Task to complete.
Where in the material does the word "JSON" appear? Copy each line that has it.

The data.
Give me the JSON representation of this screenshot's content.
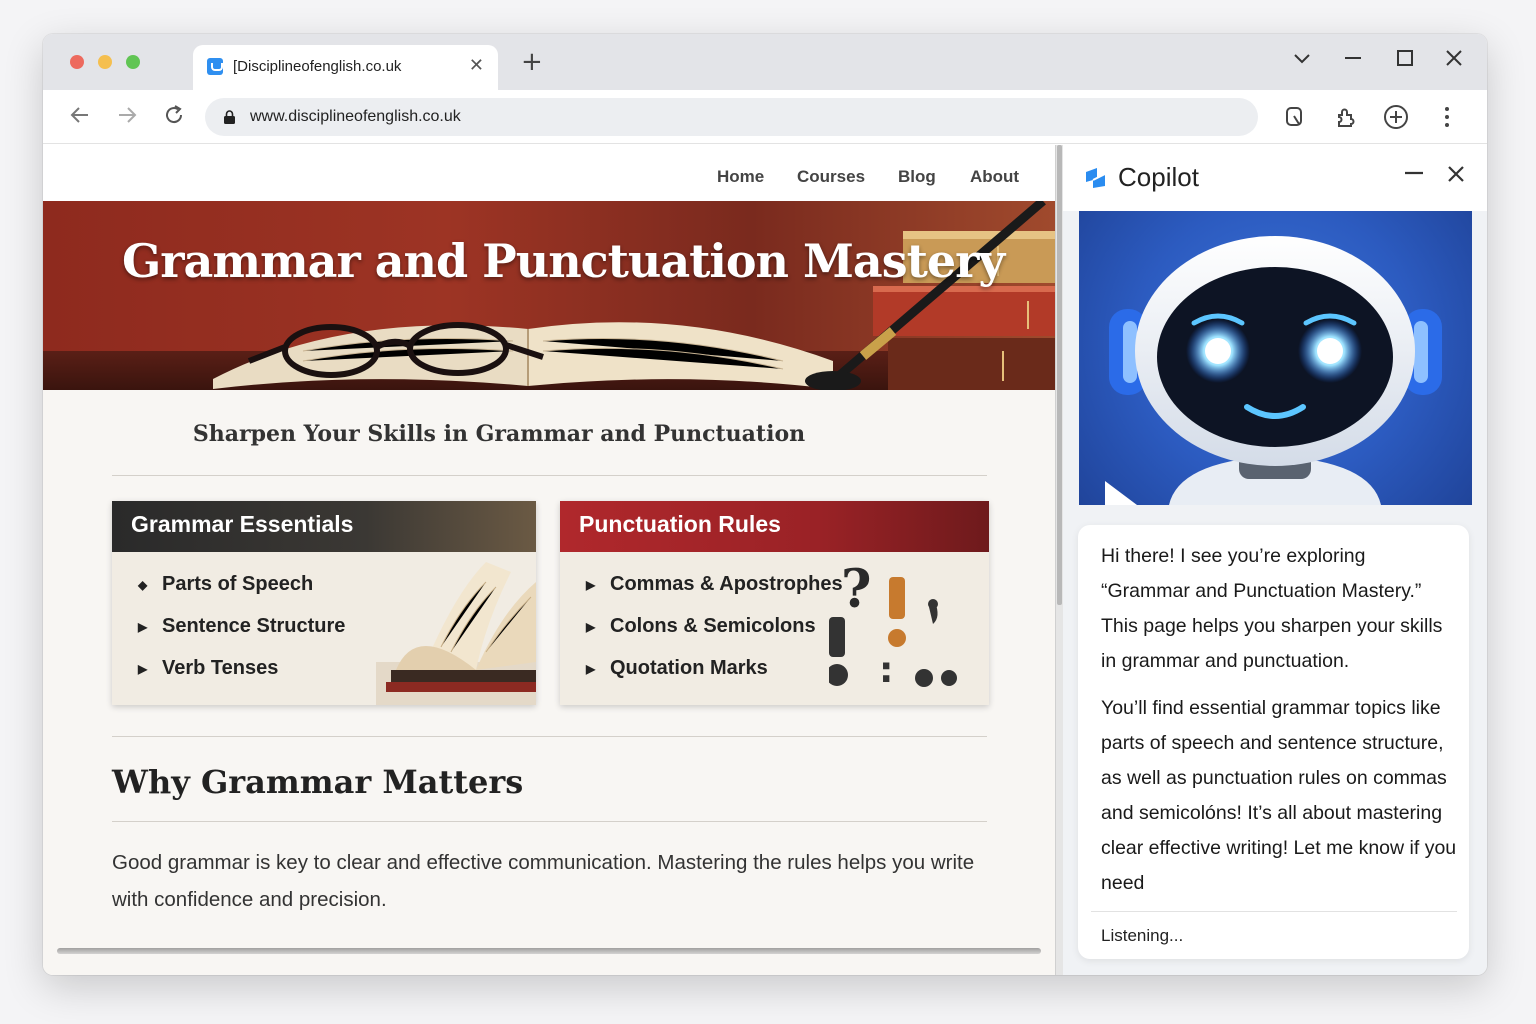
{
  "browser": {
    "tab_title": "[Disciplineofenglish.co.uk",
    "url": "www.disciplineofenglish.co.uk",
    "tab_close_icon": "close-icon",
    "new_tab_icon": "plus-icon"
  },
  "site": {
    "nav": [
      "Home",
      "Courses",
      "Blog",
      "About"
    ],
    "hero_title": "Grammar and Punctuation Mastery",
    "subtitle": "Sharpen Your Skills in Grammar and Punctuation",
    "cards": [
      {
        "title": "Grammar Essentials",
        "items": [
          "Parts of Speech",
          "Sentence Structure",
          "Verb Tenses"
        ]
      },
      {
        "title": "Punctuation Rules",
        "items": [
          "Commas & Apostrophes",
          "Colons & Semicolons",
          "Quotation Marks"
        ]
      }
    ],
    "section_title": "Why Grammar Matters",
    "section_body": "Good grammar is key to clear and effective communication. Mastering the rules helps you write with confidence and precision."
  },
  "copilot": {
    "title": "Copilot",
    "message_p1": "Hi there! I see you’re exploring “Grammar and Punctuation Mastery.” This page helps you sharpen your skills in grammar and punctuation.",
    "message_p2": "You’ll find essential grammar topics like parts of speech and sentence structure, as well as punctuation rules on commas and semicolóns! It’s all about mastering clear effective writing! Let me know if you need",
    "status": "Listening..."
  },
  "colors": {
    "hero_red": "#9d3424",
    "punct_header_red": "#b0282c",
    "grammar_header_dark": "#2a2a2a",
    "copilot_blue": "#2c5bc0"
  }
}
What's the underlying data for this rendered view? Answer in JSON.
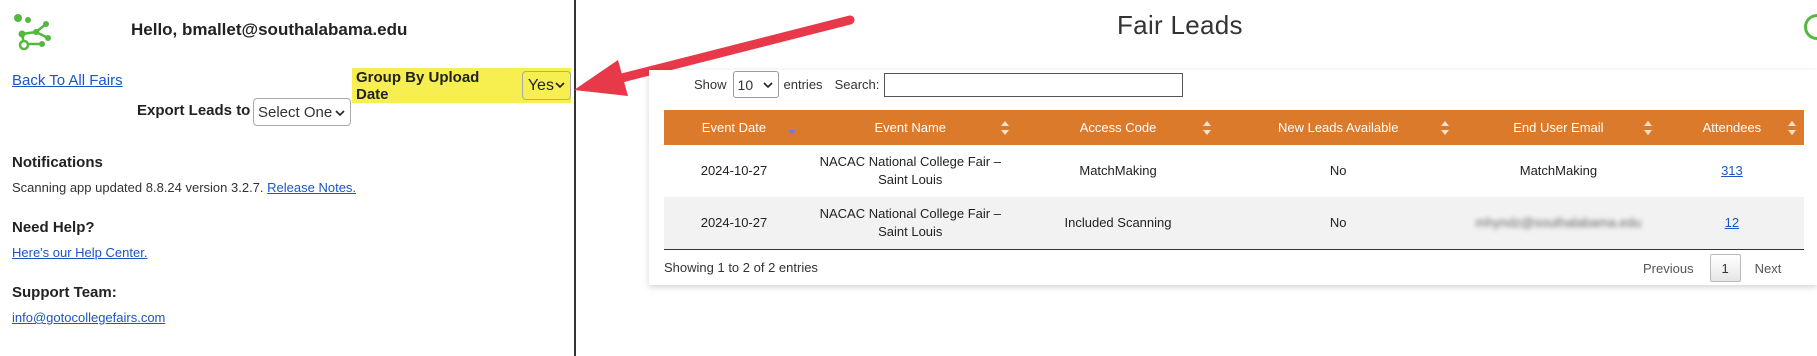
{
  "sidebar": {
    "greeting": "Hello, bmallet@southalabama.edu",
    "back_link": "Back To All Fairs",
    "group_by_label": "Group By Upload Date",
    "group_by_value": "Yes",
    "export_label": "Export Leads to",
    "export_value": "Select One",
    "notifications": {
      "heading": "Notifications",
      "text": "Scanning app updated 8.8.24 version 3.2.7.",
      "link": "Release Notes."
    },
    "help": {
      "heading": "Need Help?",
      "link": "Here's our Help Center."
    },
    "support": {
      "heading": "Support Team:",
      "link": "info@gotocollegefairs.com"
    }
  },
  "main": {
    "title": "Fair Leads",
    "show_label": "Show",
    "page_length": "10",
    "entries_label": "entries",
    "search_label": "Search:",
    "search_value": "",
    "columns": [
      "Event Date",
      "Event Name",
      "Access Code",
      "New Leads Available",
      "End User Email",
      "Attendees"
    ],
    "rows": [
      {
        "event_date": "2024-10-27",
        "event_name_1": "NACAC National College Fair –",
        "event_name_2": "Saint Louis",
        "access_code": "MatchMaking",
        "new_leads": "No",
        "email": "MatchMaking",
        "attendees": "313"
      },
      {
        "event_date": "2024-10-27",
        "event_name_1": "NACAC National College Fair –",
        "event_name_2": "Saint Louis",
        "access_code": "Included Scanning",
        "new_leads": "No",
        "email": "mhyndz@southalabama.edu",
        "attendees": "12"
      }
    ],
    "info": "Showing 1 to 2 of 2 entries",
    "pagination": {
      "previous": "Previous",
      "current": "1",
      "next": "Next"
    }
  },
  "colors": {
    "header_orange": "#dc7a2c",
    "highlight_yellow": "#f6ef4f",
    "arrow_red": "#e8394a",
    "logo_green": "#55b83e",
    "link_blue": "#1a56c4"
  }
}
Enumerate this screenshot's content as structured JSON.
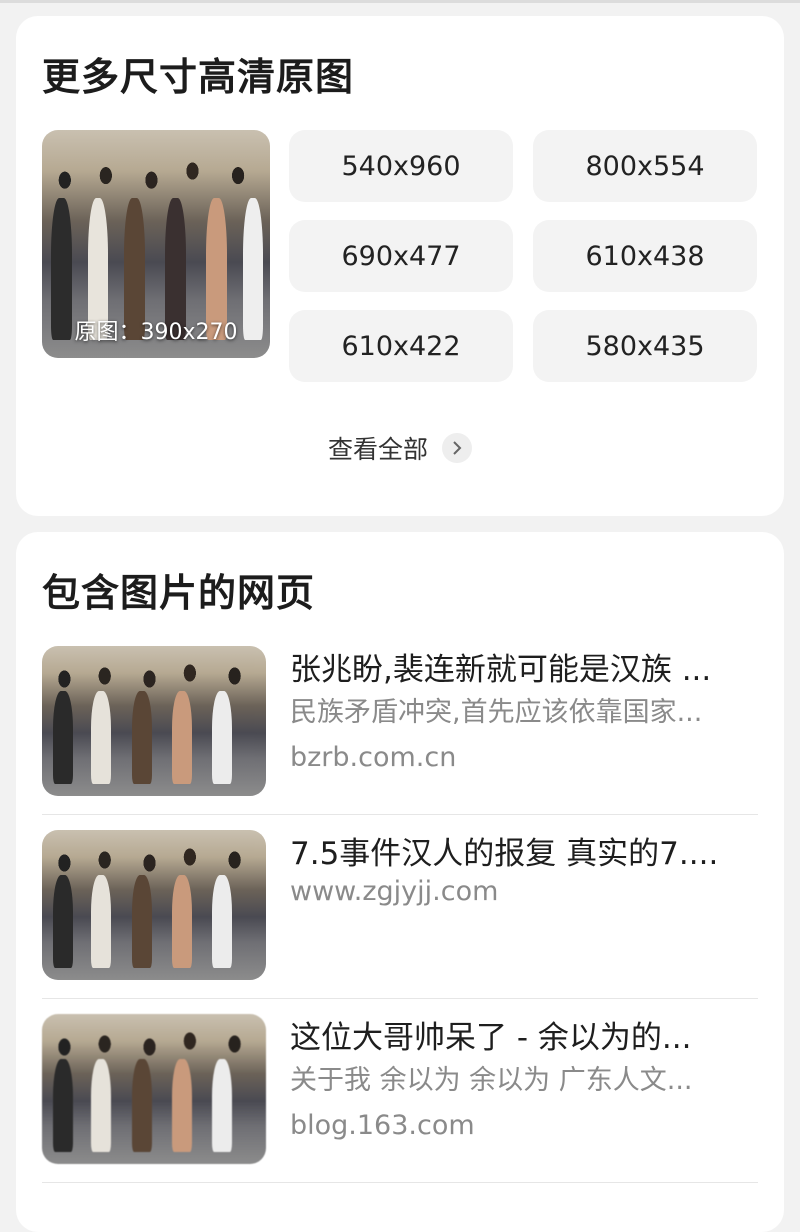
{
  "more_sizes": {
    "title": "更多尺寸高清原图",
    "original_label": "原图：390x270",
    "sizes": [
      "540x960",
      "800x554",
      "690x477",
      "610x438",
      "610x422",
      "580x435"
    ],
    "view_all": "查看全部"
  },
  "pages": {
    "title": "包含图片的网页",
    "items": [
      {
        "title": "张兆盼,裴连新就可能是汉族 ...",
        "snippet": "民族矛盾冲突,首先应该依靠国家...",
        "source": "bzrb.com.cn"
      },
      {
        "title": "7.5事件汉人的报复 真实的7....",
        "snippet": "",
        "source": "www.zgjyjj.com"
      },
      {
        "title": "这位大哥帅呆了 - 余以为的...",
        "snippet": "关于我 余以为 余以为 广东人文...",
        "source": "blog.163.com"
      }
    ]
  },
  "icons": {
    "view_all_chevron": "chevron-right-icon"
  }
}
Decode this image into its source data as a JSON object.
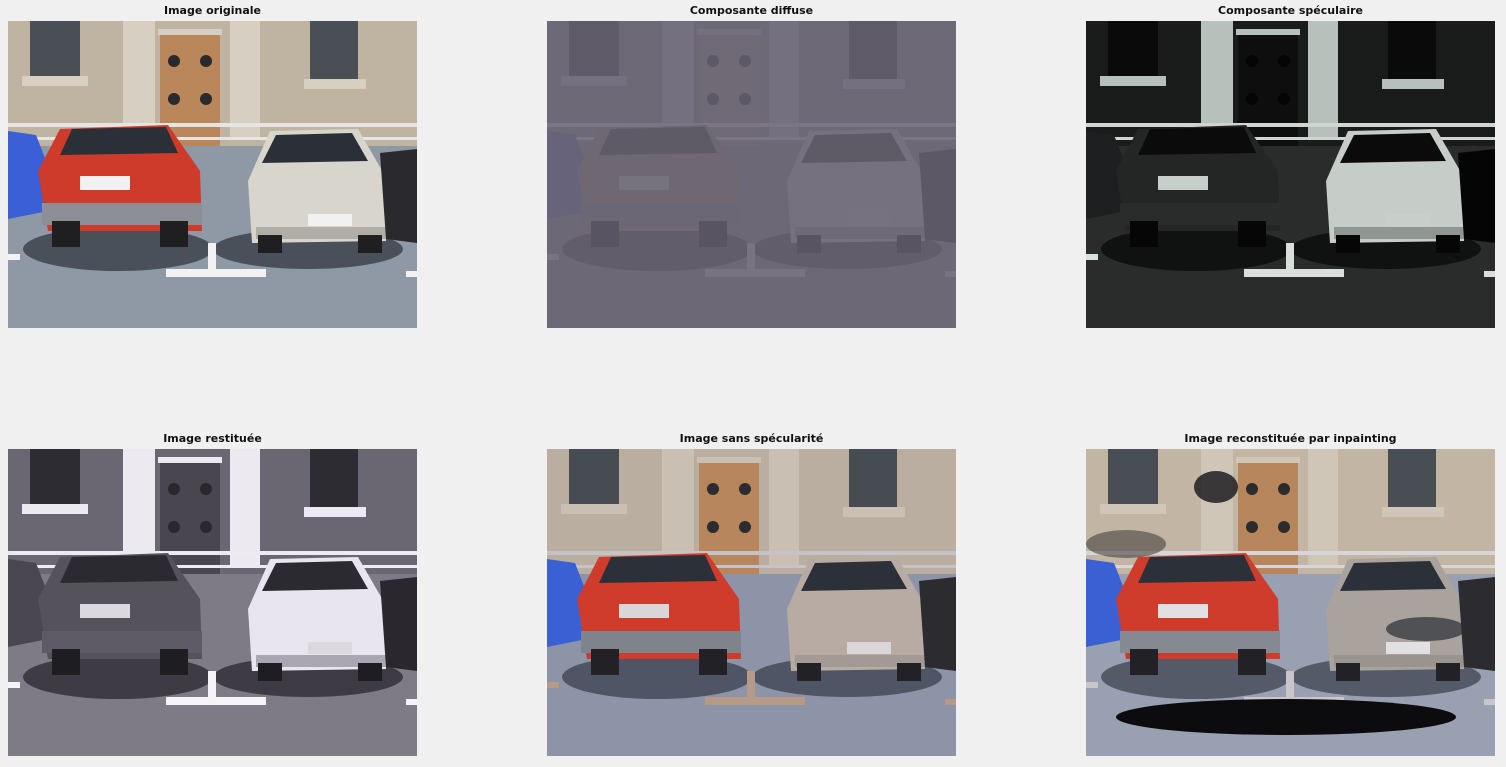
{
  "figure": {
    "panels": [
      {
        "title": "Image originale"
      },
      {
        "title": "Composante diffuse"
      },
      {
        "title": "Composante spéculaire"
      },
      {
        "title": "Image restituée"
      },
      {
        "title": "Image sans spécularité"
      },
      {
        "title": "Image reconstituée par inpainting"
      }
    ]
  }
}
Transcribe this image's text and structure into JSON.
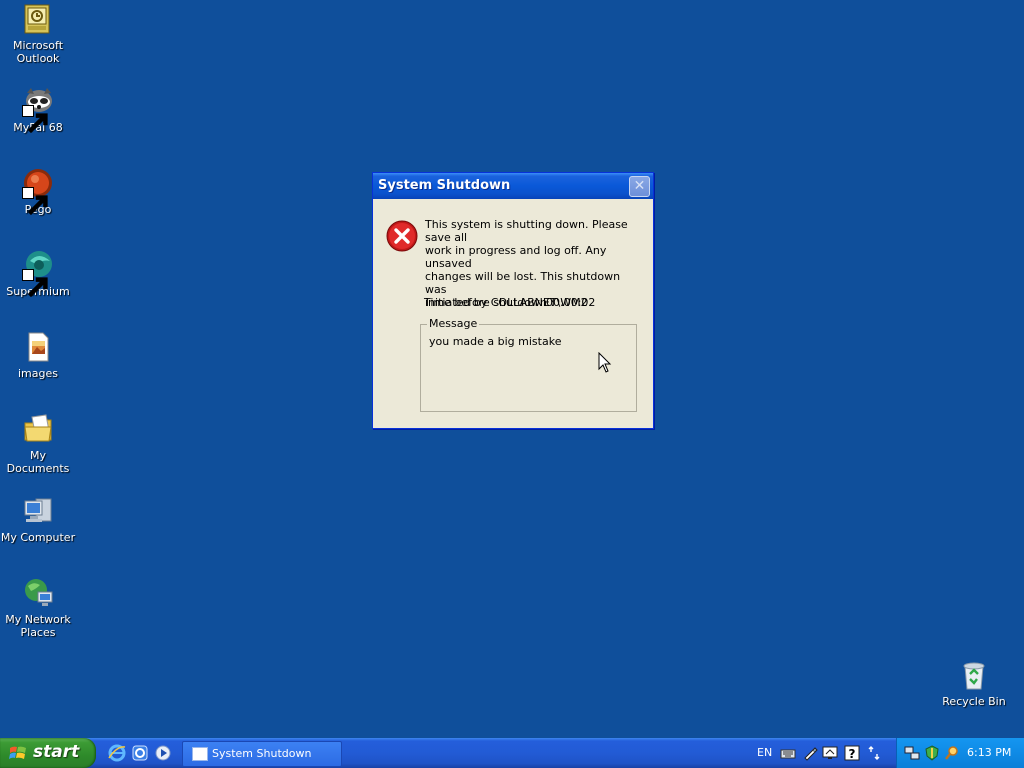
{
  "desktop": {
    "icons": [
      {
        "label_line1": "Microsoft",
        "label_line2": "Outlook",
        "icon": "outlook-icon"
      },
      {
        "label_line1": "MyPal 68",
        "label_line2": "",
        "icon": "mypal-icon"
      },
      {
        "label_line1": "Pego",
        "label_line2": "",
        "icon": "pego-icon"
      },
      {
        "label_line1": "Supermium",
        "label_line2": "",
        "icon": "supermium-icon"
      },
      {
        "label_line1": "images",
        "label_line2": "",
        "icon": "image-file-icon"
      },
      {
        "label_line1": "My Documents",
        "label_line2": "",
        "icon": "documents-folder-icon"
      },
      {
        "label_line1": "My Computer",
        "label_line2": "",
        "icon": "computer-icon"
      },
      {
        "label_line1": "My Network",
        "label_line2": "Places",
        "icon": "network-places-icon"
      }
    ],
    "recycle_bin": {
      "label": "Recycle Bin",
      "icon": "recycle-bin-icon"
    }
  },
  "dialog": {
    "title": "System Shutdown",
    "close_glyph": "✕",
    "text_lines": [
      "This system is shutting down. Please save all",
      "work in progress and log off. Any unsaved",
      "changes will be lost. This shutdown was",
      "initiated by COLLABNET\\WM2"
    ],
    "timer_label": "Time before shutdown :",
    "timer_value": "00:00:02",
    "message_legend": "Message",
    "message_text": "you made a big mistake",
    "icon": "error-icon"
  },
  "taskbar": {
    "start_label": "start",
    "quick_launch": [
      "internet-explorer-icon",
      "browser-icon",
      "media-player-icon"
    ],
    "task_button_label": "System Shutdown",
    "language": "EN",
    "tray_icons": [
      "keyboard-icon",
      "pen-icon",
      "display-icon",
      "help-icon",
      "arrows-icon",
      "network-icon",
      "shield-icon",
      "search-icon"
    ],
    "clock": "6:13 PM"
  },
  "colors": {
    "desktop_background": "#0f4f9b",
    "title_bar": "#0a58d8",
    "dialog_face": "#ece9d8",
    "start_button": "#3c9b35",
    "taskbar": "#245edb",
    "tray": "#108de8"
  }
}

Exercise solution.
Give me the JSON representation of this screenshot's content.
What's the underlying data for this rendered view? Answer in JSON.
Enumerate this screenshot's content as structured JSON.
Decode this image into its source data as a JSON object.
Transcribe this image's text and structure into JSON.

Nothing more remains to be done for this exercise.